Exercise objective:
Could each entry be returned exactly as it appears?

**** Task input

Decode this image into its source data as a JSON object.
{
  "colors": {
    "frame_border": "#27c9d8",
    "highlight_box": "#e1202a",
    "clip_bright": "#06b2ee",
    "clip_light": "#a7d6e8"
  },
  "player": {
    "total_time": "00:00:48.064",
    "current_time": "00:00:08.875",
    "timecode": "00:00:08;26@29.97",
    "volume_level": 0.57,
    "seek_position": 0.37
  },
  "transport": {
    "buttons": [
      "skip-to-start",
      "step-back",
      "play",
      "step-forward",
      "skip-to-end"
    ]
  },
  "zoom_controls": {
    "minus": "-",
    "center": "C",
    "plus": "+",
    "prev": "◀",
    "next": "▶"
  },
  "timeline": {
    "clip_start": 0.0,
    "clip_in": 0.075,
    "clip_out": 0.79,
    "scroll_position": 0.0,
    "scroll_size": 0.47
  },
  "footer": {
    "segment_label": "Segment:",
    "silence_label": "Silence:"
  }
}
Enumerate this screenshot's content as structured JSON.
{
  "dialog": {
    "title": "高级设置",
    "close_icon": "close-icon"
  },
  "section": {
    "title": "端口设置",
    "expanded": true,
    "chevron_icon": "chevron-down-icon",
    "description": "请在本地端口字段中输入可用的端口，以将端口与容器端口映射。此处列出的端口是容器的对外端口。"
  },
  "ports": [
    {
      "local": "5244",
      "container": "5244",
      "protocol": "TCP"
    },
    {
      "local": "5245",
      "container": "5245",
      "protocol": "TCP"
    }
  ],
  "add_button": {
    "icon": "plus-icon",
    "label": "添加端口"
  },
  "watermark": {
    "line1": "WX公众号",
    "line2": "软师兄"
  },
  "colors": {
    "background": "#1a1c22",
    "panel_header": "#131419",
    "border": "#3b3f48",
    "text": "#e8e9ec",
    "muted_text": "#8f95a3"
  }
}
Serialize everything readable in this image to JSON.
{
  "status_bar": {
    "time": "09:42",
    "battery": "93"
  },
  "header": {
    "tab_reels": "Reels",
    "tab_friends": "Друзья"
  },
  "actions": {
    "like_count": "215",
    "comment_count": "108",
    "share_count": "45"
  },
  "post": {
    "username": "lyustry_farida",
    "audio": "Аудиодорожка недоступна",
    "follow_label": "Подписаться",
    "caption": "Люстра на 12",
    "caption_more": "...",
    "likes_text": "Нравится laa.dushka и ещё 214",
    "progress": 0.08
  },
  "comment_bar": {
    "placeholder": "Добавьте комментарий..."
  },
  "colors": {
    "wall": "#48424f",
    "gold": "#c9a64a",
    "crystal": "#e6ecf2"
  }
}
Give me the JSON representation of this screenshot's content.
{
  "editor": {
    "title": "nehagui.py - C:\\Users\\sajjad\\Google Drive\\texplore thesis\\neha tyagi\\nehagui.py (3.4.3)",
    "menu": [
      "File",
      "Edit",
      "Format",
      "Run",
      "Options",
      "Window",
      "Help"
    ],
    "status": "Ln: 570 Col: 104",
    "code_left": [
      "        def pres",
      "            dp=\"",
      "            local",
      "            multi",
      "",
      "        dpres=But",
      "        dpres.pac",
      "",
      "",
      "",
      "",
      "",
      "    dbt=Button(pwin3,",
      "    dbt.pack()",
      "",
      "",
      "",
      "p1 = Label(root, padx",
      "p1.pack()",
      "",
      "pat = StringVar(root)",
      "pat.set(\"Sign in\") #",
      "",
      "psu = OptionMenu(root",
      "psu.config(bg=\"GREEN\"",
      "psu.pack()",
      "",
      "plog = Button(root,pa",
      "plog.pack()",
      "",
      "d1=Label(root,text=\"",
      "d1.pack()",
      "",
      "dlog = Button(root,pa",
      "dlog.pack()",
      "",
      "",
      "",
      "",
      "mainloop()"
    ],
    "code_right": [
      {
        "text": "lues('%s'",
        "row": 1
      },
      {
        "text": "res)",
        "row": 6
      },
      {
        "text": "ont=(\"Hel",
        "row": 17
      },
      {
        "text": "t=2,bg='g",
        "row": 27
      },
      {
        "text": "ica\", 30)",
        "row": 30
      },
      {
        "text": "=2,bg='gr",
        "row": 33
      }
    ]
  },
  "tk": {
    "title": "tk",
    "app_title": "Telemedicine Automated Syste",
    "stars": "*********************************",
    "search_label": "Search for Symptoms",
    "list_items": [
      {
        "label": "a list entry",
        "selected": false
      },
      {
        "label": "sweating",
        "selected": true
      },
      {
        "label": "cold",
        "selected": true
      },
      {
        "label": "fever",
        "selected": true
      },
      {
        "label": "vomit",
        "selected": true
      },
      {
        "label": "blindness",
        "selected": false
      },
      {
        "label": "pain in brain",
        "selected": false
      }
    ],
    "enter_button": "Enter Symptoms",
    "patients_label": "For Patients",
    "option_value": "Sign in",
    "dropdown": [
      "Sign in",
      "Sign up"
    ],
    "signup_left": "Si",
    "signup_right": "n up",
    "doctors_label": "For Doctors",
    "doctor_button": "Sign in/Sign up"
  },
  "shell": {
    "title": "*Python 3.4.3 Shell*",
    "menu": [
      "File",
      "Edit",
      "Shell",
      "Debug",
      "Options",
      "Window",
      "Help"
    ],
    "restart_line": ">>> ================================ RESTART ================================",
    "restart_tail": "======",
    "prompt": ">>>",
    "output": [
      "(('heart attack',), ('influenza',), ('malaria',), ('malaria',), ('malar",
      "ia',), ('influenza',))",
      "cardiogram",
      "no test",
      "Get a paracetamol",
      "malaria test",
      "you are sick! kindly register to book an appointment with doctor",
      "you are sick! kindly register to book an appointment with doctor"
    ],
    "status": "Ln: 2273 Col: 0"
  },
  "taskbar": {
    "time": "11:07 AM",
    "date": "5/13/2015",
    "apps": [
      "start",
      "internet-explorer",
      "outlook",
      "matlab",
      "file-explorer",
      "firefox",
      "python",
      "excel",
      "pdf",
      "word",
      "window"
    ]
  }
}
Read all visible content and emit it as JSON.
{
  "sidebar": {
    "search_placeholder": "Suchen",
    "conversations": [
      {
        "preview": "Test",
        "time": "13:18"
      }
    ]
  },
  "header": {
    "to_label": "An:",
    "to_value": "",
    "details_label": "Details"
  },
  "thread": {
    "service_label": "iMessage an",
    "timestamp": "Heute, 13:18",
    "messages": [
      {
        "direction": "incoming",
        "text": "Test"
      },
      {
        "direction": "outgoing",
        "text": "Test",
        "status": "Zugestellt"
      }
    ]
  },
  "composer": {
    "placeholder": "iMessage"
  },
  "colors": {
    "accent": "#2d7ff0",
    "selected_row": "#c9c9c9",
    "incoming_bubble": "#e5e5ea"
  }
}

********

Output of the exercise:
Decode this image into its source data as a JSON object.
{
  "colors": {
    "frame_border": "#27c9d8",
    "highlight_box": "#e1202a",
    "clip_bright": "#06b2ee",
    "clip_light": "#a7d6e8"
  },
  "player": {
    "total_time": "00:00:48.064",
    "current_time": "00:00:08.875",
    "timecode": "00:00:08;26@29.97",
    "volume_level": 0.57,
    "seek_position": 0.37
  },
  "transport": {
    "buttons": [
      "skip-to-start",
      "step-back",
      "play",
      "step-forward",
      "skip-to-end"
    ]
  },
  "zoom_controls": {
    "minus": "-",
    "center": "C",
    "plus": "+",
    "prev": "◀",
    "next": "▶"
  },
  "timeline": {
    "clip_start": 0.0,
    "clip_in": 0.075,
    "clip_out": 0.79,
    "scroll_position": 0.0,
    "scroll_size": 0.47
  },
  "footer": {
    "segment_label": "Segment:",
    "silence_label": "Silence:"
  }
}
Enumerate this screenshot's content as structured JSON.
{
  "dialog": {
    "title": "高级设置",
    "close_icon": "close-icon"
  },
  "section": {
    "title": "端口设置",
    "expanded": true,
    "chevron_icon": "chevron-down-icon",
    "description": "请在本地端口字段中输入可用的端口，以将端口与容器端口映射。此处列出的端口是容器的对外端口。"
  },
  "ports": [
    {
      "local": "5244",
      "container": "5244",
      "protocol": "TCP"
    },
    {
      "local": "5245",
      "container": "5245",
      "protocol": "TCP"
    }
  ],
  "add_button": {
    "icon": "plus-icon",
    "label": "添加端口"
  },
  "watermark": {
    "line1": "WX公众号",
    "line2": "软师兄"
  },
  "colors": {
    "background": "#1a1c22",
    "panel_header": "#131419",
    "border": "#3b3f48",
    "text": "#e8e9ec",
    "muted_text": "#8f95a3"
  }
}
Serialize everything readable in this image to JSON.
{
  "status_bar": {
    "time": "09:42",
    "battery": "93"
  },
  "header": {
    "tab_reels": "Reels",
    "tab_friends": "Друзья"
  },
  "actions": {
    "like_count": "215",
    "comment_count": "108",
    "share_count": "45"
  },
  "post": {
    "username": "lyustry_farida",
    "audio": "Аудиодорожка недоступна",
    "follow_label": "Подписаться",
    "caption": "Люстра на 12",
    "caption_more": "...",
    "likes_text": "Нравится laa.dushka и ещё 214",
    "progress": 0.08
  },
  "comment_bar": {
    "placeholder": "Добавьте комментарий..."
  },
  "colors": {
    "wall": "#48424f",
    "gold": "#c9a64a",
    "crystal": "#e6ecf2"
  }
}
Give me the JSON representation of this screenshot's content.
{
  "editor": {
    "title": "nehagui.py - C:\\Users\\sajjad\\Google Drive\\texplore thesis\\neha tyagi\\nehagui.py (3.4.3)",
    "menu": [
      "File",
      "Edit",
      "Format",
      "Run",
      "Options",
      "Window",
      "Help"
    ],
    "status": "Ln: 570 Col: 104",
    "code_left": [
      "        def pres",
      "            dp=\"",
      "            local",
      "            multi",
      "",
      "        dpres=But",
      "        dpres.pac",
      "",
      "",
      "",
      "",
      "",
      "    dbt=Button(pwin3,",
      "    dbt.pack()",
      "",
      "",
      "",
      "p1 = Label(root, padx",
      "p1.pack()",
      "",
      "pat = StringVar(root)",
      "pat.set(\"Sign in\") #",
      "",
      "psu = OptionMenu(root",
      "psu.config(bg=\"GREEN\"",
      "psu.pack()",
      "",
      "plog = Button(root,pa",
      "plog.pack()",
      "",
      "d1=Label(root,text=\"",
      "d1.pack()",
      "",
      "dlog = Button(root,pa",
      "dlog.pack()",
      "",
      "",
      "",
      "",
      "mainloop()"
    ],
    "code_right": [
      {
        "text": "lues('%s'",
        "row": 1
      },
      {
        "text": "res)",
        "row": 6
      },
      {
        "text": "ont=(\"Hel",
        "row": 17
      },
      {
        "text": "t=2,bg='g",
        "row": 27
      },
      {
        "text": "ica\", 30)",
        "row": 30
      },
      {
        "text": "=2,bg='gr",
        "row": 33
      }
    ]
  },
  "tk": {
    "title": "tk",
    "app_title": "Telemedicine Automated Syste",
    "stars": "*********************************",
    "search_label": "Search for Symptoms",
    "list_items": [
      {
        "label": "a list entry",
        "selected": false
      },
      {
        "label": "sweating",
        "selected": true
      },
      {
        "label": "cold",
        "selected": true
      },
      {
        "label": "fever",
        "selected": true
      },
      {
        "label": "vomit",
        "selected": true
      },
      {
        "label": "blindness",
        "selected": false
      },
      {
        "label": "pain in brain",
        "selected": false
      }
    ],
    "enter_button": "Enter Symptoms",
    "patients_label": "For Patients",
    "option_value": "Sign in",
    "dropdown": [
      "Sign in",
      "Sign up"
    ],
    "signup_left": "Si",
    "signup_right": "n up",
    "doctors_label": "For Doctors",
    "doctor_button": "Sign in/Sign up"
  },
  "shell": {
    "title": "*Python 3.4.3 Shell*",
    "menu": [
      "File",
      "Edit",
      "Shell",
      "Debug",
      "Options",
      "Window",
      "Help"
    ],
    "restart_line": ">>> ================================ RESTART ================================",
    "restart_tail": "======",
    "prompt": ">>>",
    "output": [
      "(('heart attack',), ('influenza',), ('malaria',), ('malaria',), ('malar",
      "ia',), ('influenza',))",
      "cardiogram",
      "no test",
      "Get a paracetamol",
      "malaria test",
      "you are sick! kindly register to book an appointment with doctor",
      "you are sick! kindly register to book an appointment with doctor"
    ],
    "status": "Ln: 2273 Col: 0"
  },
  "taskbar": {
    "time": "11:07 AM",
    "date": "5/13/2015",
    "apps": [
      "start",
      "internet-explorer",
      "outlook",
      "matlab",
      "file-explorer",
      "firefox",
      "python",
      "excel",
      "pdf",
      "word",
      "window"
    ]
  }
}
Read all visible content and emit it as JSON.
{
  "sidebar": {
    "search_placeholder": "Suchen",
    "conversations": [
      {
        "preview": "Test",
        "time": "13:18"
      }
    ]
  },
  "header": {
    "to_label": "An:",
    "to_value": "",
    "details_label": "Details"
  },
  "thread": {
    "service_label": "iMessage an",
    "timestamp": "Heute, 13:18",
    "messages": [
      {
        "direction": "incoming",
        "text": "Test"
      },
      {
        "direction": "outgoing",
        "text": "Test",
        "status": "Zugestellt"
      }
    ]
  },
  "composer": {
    "placeholder": "iMessage"
  },
  "colors": {
    "accent": "#2d7ff0",
    "selected_row": "#c9c9c9",
    "incoming_bubble": "#e5e5ea"
  }
}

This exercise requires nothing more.